Large Valley Increase
The greatest increase by far in gang-related homicides occurred in the Police Department’s Foothill Division in the East San Fernando Valley, where killings rose to 21 from only five the year before, reflecting clashes between both black and Latino gangs.
Other areas that experienced sharp increases included the Police Department’s Southwest Division and the sheriff’s Carson substation.
The sharpest drops occurred in the Police Department’s Newton Street and Southeast divisions, where many of the police gang sweeps were focused.
More than half of the police jurisdiction killings--53%--occurred in the department’s South Bureau.
The year-to-year increases were smaller than had been predicted last spring, when a wave of gang homicides brought predictions that the death total would double.
Possible Drop in Homicides
Sheriff Sherman Block told a recent news conference that he sees a possibility that gang homicides will drop this year.
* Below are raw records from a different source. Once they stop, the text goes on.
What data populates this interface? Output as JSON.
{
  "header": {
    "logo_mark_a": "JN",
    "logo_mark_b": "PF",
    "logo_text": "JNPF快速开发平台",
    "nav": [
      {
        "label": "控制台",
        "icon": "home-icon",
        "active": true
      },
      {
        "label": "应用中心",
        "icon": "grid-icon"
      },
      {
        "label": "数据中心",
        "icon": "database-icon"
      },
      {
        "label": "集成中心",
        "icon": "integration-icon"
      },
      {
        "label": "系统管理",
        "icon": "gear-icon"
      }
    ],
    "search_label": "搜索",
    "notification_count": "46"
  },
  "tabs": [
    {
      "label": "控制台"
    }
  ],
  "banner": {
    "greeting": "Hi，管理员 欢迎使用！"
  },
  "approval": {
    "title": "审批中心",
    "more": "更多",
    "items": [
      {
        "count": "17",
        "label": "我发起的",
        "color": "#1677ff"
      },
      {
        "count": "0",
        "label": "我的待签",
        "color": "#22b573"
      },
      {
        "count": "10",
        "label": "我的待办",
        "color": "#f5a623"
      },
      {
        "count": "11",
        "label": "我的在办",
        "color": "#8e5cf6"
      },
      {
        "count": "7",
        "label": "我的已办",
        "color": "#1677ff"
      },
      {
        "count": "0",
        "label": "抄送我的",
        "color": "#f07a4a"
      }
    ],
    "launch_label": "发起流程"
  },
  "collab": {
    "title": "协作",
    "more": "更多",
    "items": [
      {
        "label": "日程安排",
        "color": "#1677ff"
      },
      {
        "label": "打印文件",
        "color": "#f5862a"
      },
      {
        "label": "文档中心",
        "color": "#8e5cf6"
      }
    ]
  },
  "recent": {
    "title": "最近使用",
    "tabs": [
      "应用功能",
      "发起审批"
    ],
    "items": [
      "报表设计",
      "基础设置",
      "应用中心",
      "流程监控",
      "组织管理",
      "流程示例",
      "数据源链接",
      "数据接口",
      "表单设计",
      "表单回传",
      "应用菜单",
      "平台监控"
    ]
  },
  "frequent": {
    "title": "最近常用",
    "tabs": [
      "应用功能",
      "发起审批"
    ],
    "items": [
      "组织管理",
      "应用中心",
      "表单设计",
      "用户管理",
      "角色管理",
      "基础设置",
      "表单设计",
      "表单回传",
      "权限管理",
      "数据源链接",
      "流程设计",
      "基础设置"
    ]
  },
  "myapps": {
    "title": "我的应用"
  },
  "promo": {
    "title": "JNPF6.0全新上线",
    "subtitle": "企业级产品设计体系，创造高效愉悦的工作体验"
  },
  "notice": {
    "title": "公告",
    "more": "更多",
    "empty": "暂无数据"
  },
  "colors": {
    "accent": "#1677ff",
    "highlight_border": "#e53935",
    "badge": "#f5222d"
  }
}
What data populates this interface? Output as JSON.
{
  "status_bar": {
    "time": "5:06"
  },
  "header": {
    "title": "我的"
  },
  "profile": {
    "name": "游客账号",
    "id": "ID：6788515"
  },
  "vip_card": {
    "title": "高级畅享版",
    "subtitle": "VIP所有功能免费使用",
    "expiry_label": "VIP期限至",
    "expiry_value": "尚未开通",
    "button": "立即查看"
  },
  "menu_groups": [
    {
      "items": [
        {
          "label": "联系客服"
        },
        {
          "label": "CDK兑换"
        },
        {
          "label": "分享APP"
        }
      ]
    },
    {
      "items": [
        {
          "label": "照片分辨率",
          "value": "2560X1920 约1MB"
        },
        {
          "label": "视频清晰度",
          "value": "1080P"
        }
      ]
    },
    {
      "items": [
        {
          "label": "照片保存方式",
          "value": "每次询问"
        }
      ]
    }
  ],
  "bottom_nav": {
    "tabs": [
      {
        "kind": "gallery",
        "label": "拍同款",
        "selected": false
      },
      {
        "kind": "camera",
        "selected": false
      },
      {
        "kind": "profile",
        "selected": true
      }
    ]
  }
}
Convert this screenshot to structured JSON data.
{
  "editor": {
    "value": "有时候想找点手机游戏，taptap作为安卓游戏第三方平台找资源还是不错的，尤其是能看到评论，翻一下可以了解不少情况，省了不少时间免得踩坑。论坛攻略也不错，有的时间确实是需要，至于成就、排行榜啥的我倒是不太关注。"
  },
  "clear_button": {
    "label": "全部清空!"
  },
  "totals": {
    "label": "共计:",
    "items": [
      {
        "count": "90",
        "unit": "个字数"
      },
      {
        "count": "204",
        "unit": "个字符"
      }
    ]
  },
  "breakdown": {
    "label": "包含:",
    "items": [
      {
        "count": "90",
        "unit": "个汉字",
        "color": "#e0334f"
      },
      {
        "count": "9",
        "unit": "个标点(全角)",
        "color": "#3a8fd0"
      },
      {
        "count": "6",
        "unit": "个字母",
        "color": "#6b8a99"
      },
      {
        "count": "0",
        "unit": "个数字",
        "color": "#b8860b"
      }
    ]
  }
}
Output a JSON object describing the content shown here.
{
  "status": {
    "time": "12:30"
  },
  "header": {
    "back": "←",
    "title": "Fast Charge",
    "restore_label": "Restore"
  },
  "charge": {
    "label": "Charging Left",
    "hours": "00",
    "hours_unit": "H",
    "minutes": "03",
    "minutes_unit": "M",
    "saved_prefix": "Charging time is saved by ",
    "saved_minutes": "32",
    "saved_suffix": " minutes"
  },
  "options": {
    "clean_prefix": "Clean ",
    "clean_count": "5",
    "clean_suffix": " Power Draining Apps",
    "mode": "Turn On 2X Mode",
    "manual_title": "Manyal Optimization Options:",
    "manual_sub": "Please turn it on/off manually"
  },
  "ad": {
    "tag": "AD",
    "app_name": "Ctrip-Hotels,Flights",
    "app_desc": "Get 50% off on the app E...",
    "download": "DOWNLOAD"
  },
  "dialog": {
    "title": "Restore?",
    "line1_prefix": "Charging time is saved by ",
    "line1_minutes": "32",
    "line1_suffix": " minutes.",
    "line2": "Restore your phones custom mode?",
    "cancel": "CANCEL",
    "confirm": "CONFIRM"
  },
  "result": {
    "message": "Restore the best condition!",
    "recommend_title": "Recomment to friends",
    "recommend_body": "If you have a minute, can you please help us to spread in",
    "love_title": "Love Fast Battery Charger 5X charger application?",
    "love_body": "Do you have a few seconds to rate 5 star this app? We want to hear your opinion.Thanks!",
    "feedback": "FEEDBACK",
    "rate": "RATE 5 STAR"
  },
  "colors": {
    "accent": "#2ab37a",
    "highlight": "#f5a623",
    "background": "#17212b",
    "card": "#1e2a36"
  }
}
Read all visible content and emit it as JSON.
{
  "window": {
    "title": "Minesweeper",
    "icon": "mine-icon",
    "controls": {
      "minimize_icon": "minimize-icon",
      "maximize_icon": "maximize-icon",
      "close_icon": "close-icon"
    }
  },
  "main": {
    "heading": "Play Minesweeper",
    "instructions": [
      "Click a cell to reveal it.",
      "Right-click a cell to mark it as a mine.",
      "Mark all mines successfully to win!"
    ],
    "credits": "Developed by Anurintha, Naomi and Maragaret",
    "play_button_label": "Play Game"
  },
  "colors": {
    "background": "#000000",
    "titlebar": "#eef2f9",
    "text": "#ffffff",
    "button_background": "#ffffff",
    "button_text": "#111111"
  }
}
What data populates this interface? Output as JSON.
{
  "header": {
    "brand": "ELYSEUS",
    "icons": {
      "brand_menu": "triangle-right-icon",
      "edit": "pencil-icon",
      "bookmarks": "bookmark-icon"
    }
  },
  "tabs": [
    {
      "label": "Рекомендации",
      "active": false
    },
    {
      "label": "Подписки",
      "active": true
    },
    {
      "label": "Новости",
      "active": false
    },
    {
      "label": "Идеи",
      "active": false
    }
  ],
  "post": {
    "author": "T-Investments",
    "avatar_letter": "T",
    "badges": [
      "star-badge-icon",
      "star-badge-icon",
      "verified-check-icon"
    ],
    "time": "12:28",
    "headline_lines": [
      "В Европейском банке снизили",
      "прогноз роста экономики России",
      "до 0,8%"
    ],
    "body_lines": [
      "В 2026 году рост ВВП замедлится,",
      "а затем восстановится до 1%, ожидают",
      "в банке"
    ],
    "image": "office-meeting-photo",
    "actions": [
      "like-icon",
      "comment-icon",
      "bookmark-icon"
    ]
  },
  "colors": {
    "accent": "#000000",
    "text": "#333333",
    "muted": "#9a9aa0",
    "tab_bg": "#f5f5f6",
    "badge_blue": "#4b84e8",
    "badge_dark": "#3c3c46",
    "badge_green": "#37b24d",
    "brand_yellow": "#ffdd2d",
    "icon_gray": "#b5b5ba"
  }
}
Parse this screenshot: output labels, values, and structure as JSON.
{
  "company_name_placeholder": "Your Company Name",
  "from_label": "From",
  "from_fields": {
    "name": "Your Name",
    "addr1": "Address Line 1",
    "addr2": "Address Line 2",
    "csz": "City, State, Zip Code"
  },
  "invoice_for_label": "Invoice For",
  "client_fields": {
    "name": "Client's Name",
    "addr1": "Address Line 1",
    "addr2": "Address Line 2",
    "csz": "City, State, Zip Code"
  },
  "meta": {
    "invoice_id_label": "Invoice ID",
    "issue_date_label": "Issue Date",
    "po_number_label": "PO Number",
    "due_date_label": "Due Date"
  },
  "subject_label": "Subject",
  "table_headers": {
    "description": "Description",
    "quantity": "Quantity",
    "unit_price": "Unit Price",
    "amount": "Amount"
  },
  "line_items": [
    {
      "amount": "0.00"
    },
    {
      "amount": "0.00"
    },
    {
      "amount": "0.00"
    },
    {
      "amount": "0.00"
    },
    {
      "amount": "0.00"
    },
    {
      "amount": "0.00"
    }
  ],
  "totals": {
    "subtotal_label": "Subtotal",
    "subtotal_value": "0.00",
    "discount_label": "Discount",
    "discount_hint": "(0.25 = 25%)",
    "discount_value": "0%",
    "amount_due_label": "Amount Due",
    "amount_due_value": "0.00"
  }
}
Block noted that while the pace of gang killings increased by nearly a third during the first five months of 1988, they stayed close to the 1987 rate during the last seven months of the year. That drop coincided with the street deployment of an additional 75 deputies, who concentrated their efforts on reducing gang violence.
“Making that comparison, we believe that the presence of the additional gang-suppression people in the community did have an impact on the overall level of gang activity,” the sheriff said.
The Police Department attempted the most heavily publicized gang crackdown in history during 1988, with what Chief Daryl F. Gates initially called “The Hammer"--sweeps by as many as 1,000 officers on weekend evenings. The crackdowns, which began in February, resulted in 24,094 arrests, including 13,548 gang members, through November.
Los Angeles Police Lt. Fred Nixon said the jump in gang-related homicides may be skewed by the increased focus the department has made in keeping gang statistics.
“It is important to point out that not very long ago we had 15,000 gang members listed in our gang files. Thanks to increased efforts on our part, we have now 26,000, meaning the chances of classifying crimes as gang-related is tremendously greater,” Nixon said.
In sharp contrast to the statistics for Los Angeles, gang homicides in Compton--which had more than any police division or sheriff’s substation in 1987--plunged 43%, to 26 from 46. Officials there attributed the decrease to the jailing of a number of the city’s most violent gang members.
The tiny city of Bell Gardens, which had nine gang-related homicides in 1987, reported none last year.
Times staff writers George Ramos and Kenneth J. Garcia contributed to this article. WHERE GANGS KILLED
The massive anti-gang sweeps by the Los Angeles Police Department appeared to make a dent in gang homicides in some inner-city areas, according to police. But sharp increases occurred elsewhere.
1987 1988 L.A. POLICE DEPT. DIVISIONS Central 3 1 Hollenbeck 8 10 Newton 36 26 Northeast 4 6 Rampart 8 15 77th 34 45 Harbor 12 18 Southeast 53 43 Southwest 14 31 Hollywood 6 6 Pacific 3 8 West L.A. 3 7 Wilshire 11 9 Devonshire 0 2 Foothill 5 21 N. Hollywood 3 5 Van Nuys 2 1 West Valley 0 3 Total 205 257 SHERIFF’S DEPT. SUBSTATIONS Altadena 0 1 Carson 8 14 East L.A. 7 0 Firestone 12 17 Industry 1 4 Lakewood 6 8 Lennox 17 17 Lynwood 28 28 Norwalk 0 2 Pico Rivera 0 1 Walnut 0 4 Total 79 96 MAJOR MUNICIPALITIES Compton 46 26 Long Beach n.a. 19 Inglewood 9 8
HOMICIDES BY GANG MEMBERS IN LOS ANGELES COUNTY Gang homicides, which reached a new record in 1988, have increased 50% in three years. 1980: 351 1981: 292 1982: 205 1983: 216 1984: 212 1985: 271 1986: 328 1987: 387 1988: 406* *Total does not include numerous small cities that have yet to report their statistics.